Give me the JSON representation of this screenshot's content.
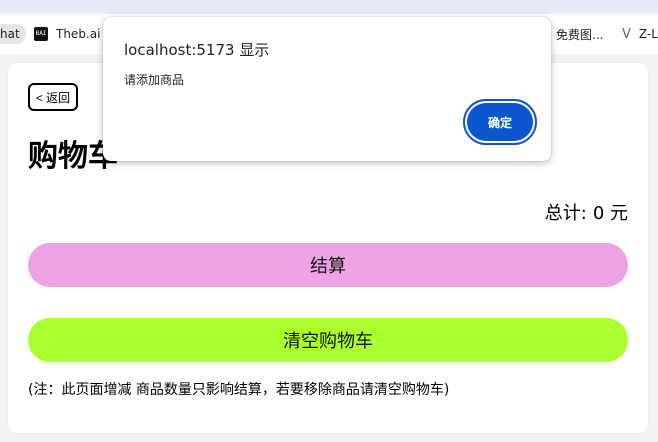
{
  "bookmarks": [
    {
      "label": "hat"
    },
    {
      "icon": "BAI",
      "label": "Theb.ai"
    },
    {
      "label": "免费图..."
    },
    {
      "icon": "V",
      "label": "Z-L"
    }
  ],
  "page": {
    "back_label": "< 返回",
    "title": "购物车",
    "total_label": "总计:",
    "total_value": "0 元",
    "checkout_label": "结算",
    "clear_label": "清空购物车",
    "note": "(注：此页面增减 商品数量只影响结算，若要移除商品请清空购物车)"
  },
  "dialog": {
    "title": "localhost:5173 显示",
    "message": "请添加商品",
    "ok_label": "确定"
  },
  "colors": {
    "checkout": "#eea2e6",
    "clear": "#acff2f",
    "dialog_button": "#0b57d0"
  }
}
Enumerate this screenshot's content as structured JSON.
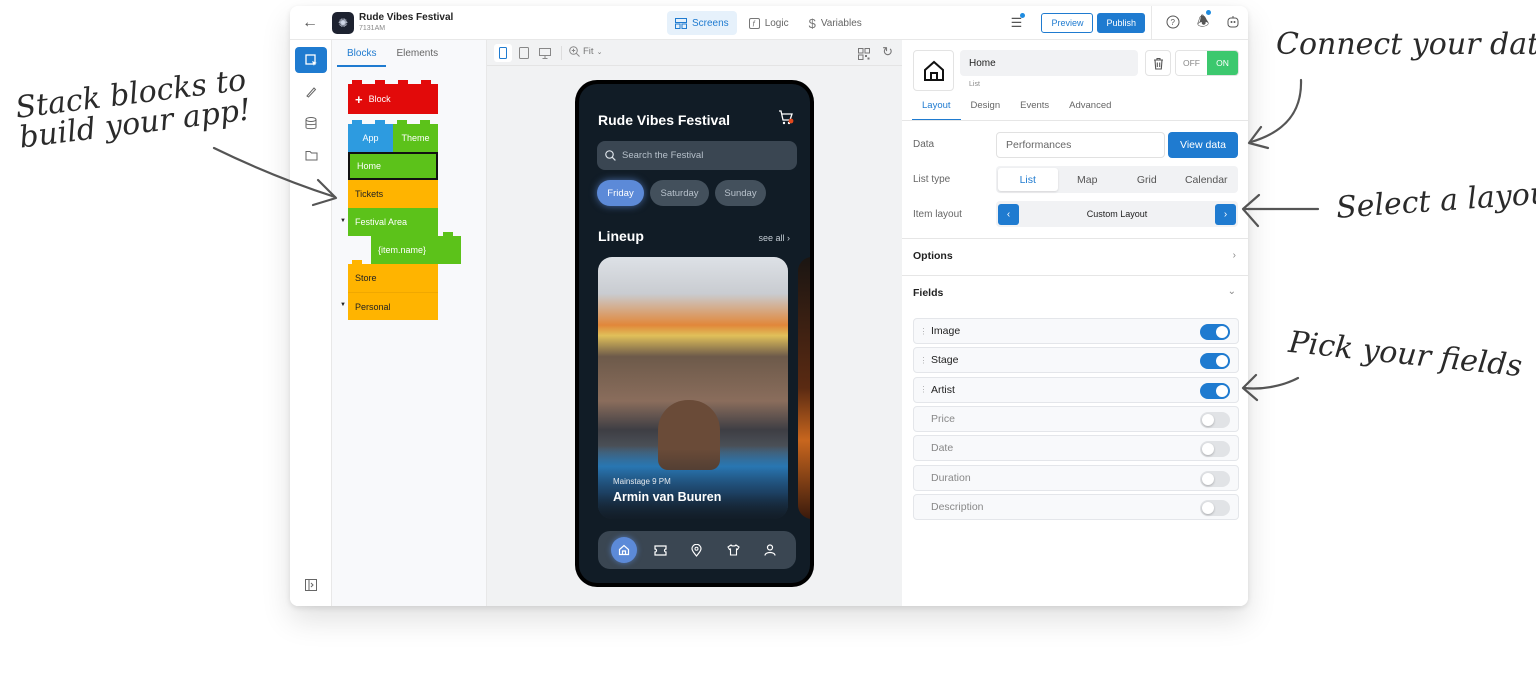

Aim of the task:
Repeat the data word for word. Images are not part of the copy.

Answer to this exercise:
Give me the JSON representation of this screenshot's content.
{
  "bookmarks": [
    {
      "label": "hat"
    },
    {
      "icon": "BAI",
      "label": "Theb.ai"
    },
    {
      "label": "免费图..."
    },
    {
      "icon": "V",
      "label": "Z-L"
    }
  ],
  "page": {
    "back_label": "< 返回",
    "title": "购物车",
    "total_label": "总计:",
    "total_value": "0 元",
    "checkout_label": "结算",
    "clear_label": "清空购物车",
    "note": "(注：此页面增减 商品数量只影响结算，若要移除商品请清空购物车)"
  },
  "dialog": {
    "title": "localhost:5173 显示",
    "message": "请添加商品",
    "ok_label": "确定"
  },
  "colors": {
    "checkout": "#eea2e6",
    "clear": "#acff2f",
    "dialog_button": "#0b57d0"
  }
}
Enumerate this screenshot's content as structured JSON.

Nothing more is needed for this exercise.